Season 6 Part 2 of The Crown draws the curtain on the show’s extensive history while still looking to the future in a somewhat misguided ending.
Although fans were notably confused when The Crown decided to split season 6 into two separate parts, the arrival of Part 2 has proven that creator Peter Morgan made a smart choice by doing so. These two sets of episodes couldn’t be more different – in fact, the sharp change in tone and narrative focus almost makes them feel like two separate seasons of television. While the first four episodes focused on the conclusion of Diana’s (Elizabeth Debicki) story, tying her character’s journey neatly together, the remainder of Season 6 essentially leaves this story in the dust and returns to the more sporadic format of storytelling that’s worked for The Crown in the past. The result is something that feels somewhat rushed and unfinished despite the immense highs that the show manages to reach in between.

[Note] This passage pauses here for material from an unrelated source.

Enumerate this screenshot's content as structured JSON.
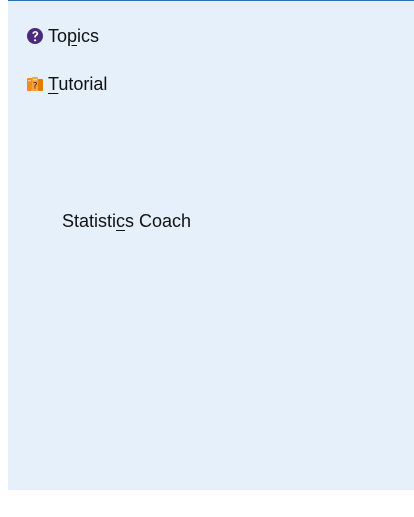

When a show attempts to cover such an extensive time period as The Crown has done, starting in the late 1940s and stretching into the early 2000s, it’s inevitable that certain characters are going to come and go from the spotlight seemingly at random. The first two seasons centred almost exclusively around Elizabeth’s story, the third and fourth were much more interested in Prince Charles and his collapsing marriage, while the fifth made his wife Diana the star of the show. However, the main problem with Season 6 as a complete product is that it doesn’t know whose story to prioritise, and as a result, each character’s journey feels somewhat underwritten and unresolved by the end.
The biggest strength of Part 1 was the clear focus on Diana, offering meaningful insight into her struggles and her relationship with the rest of the family – it might not have been as compelling as Elizabeth’s story in the early days of the show, but at least it was consistent. Part 2 essentially forgets about Diana now that her story is over, using the remaining six episodes to focus on countless other characters that have been sidelined in Part 1 and rushing the show to its final conclusion. Each episode is really strong on its own, and that’s something The Crown has always been good at, but the season struggles to maintain any clear narrative thread. The cinematography is beautiful, the performances are emotive and gripping, and the writing is absolutely bursting with passion in certain moments – but there’s so much left unspoken between each episode that none of the characters get their story told to its full extent.
In the fallout of Diana’s death, her two sons William (Ed McVey) and Harry (Luther Ford) are the natural choices to take the spotlight. Episodes five, seven, and nine follow the pair almost exclusively as The Crown sets the stage for William’s fairytale romance with Kate Middleton (Meg Bellamy) – but this is easily the least compelling aspect of Part 2. The actors are all great and their chemistry is palpable, but it’s difficult to get invested in these characters from the beginning when the rest of their families already have storylines that need immediate resolution. Characters like Prince Philip (Jonathan Pryce) and Prince Charles (Dominic West) all find themselves in second place once again, when their stories are the ones that audiences have actually been following since the beginning. It feels like a strange way to end the show, introducing new characters that aren’t going to get a chance to develop in the future.
Episodes six and eight are dedicated to newcomer Tony Blair (Bertie Carvel) and Princess Margaret (Leslie Manville) respectively, with the latter finally getting a chance to steal the spotlight from her sister and shine as the protagonist for an hour. Manville gives one of the show’s most understated performances, and this episode is a perfect way to pay homage to one of the few characters that have been around since the beginning. The season finale finally remembers who The Crown’s main character really is, giving Elizabeth (Imelda Staunton) the final story and reminding audiences how great this show can be when its focus is in the right place. It’s a great celebration of both the character’s journey and the real-life work of Queen Elizabeth II, speaking tenderly about her legacy and how she’ll be remembered in the years after her death.
That’s all to say that each episode of The Crown’s Season 6 Part 2 has something exciting and interesting to say about the Royal Family and its evolution over the years, but the season as a whole lacks the coherence that’s made previous outings so exceptional. Part 1 shines thanks to its dedication to one particular character, whereas Part 2 is much more ambitious and ultimately tries to balance too many subplots with each other. Perhaps if the show had spent less time setting up characters that audiences will never get to see developed and more time resolving the arcs that have existed since the beginning, The Crown’s conclusion would’ve been a little more satisfying.